▼▼▼

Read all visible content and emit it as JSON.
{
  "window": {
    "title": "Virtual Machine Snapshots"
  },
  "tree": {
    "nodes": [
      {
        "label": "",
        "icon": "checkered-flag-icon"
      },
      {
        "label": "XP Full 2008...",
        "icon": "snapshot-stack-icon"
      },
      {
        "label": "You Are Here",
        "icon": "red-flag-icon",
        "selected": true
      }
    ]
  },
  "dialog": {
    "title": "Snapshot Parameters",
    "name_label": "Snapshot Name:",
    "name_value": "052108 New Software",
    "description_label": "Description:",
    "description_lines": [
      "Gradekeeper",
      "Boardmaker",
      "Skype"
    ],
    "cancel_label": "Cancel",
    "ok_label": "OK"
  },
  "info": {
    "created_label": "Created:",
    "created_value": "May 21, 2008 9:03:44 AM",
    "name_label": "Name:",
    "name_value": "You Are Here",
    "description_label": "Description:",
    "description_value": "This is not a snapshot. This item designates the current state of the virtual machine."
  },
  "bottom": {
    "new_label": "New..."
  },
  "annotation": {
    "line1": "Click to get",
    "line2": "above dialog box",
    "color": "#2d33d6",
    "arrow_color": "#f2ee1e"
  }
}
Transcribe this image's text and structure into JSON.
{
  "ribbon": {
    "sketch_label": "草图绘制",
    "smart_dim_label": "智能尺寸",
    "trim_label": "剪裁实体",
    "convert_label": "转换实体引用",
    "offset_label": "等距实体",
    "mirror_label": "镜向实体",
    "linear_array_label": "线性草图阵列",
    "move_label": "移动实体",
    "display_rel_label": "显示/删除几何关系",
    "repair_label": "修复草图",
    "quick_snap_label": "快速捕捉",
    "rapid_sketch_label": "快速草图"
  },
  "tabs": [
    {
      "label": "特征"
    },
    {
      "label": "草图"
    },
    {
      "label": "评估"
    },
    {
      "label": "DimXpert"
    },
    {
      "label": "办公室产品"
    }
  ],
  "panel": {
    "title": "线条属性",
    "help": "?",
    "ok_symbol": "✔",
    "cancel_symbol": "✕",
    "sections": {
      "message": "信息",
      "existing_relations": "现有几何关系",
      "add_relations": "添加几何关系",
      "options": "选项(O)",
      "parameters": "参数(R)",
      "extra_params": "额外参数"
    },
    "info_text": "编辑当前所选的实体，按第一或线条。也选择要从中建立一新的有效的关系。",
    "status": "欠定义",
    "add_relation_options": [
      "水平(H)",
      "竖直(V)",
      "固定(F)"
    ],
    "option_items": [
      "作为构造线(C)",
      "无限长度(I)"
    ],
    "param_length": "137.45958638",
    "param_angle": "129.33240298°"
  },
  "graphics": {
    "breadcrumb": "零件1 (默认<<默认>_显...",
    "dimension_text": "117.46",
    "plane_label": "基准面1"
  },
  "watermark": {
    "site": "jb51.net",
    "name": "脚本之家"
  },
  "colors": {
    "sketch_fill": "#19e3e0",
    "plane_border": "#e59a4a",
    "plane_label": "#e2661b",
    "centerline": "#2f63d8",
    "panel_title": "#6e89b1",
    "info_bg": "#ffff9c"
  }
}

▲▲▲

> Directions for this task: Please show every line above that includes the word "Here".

> Output below:
        "label": "You Are Here",
    "name_value": "You Are Here",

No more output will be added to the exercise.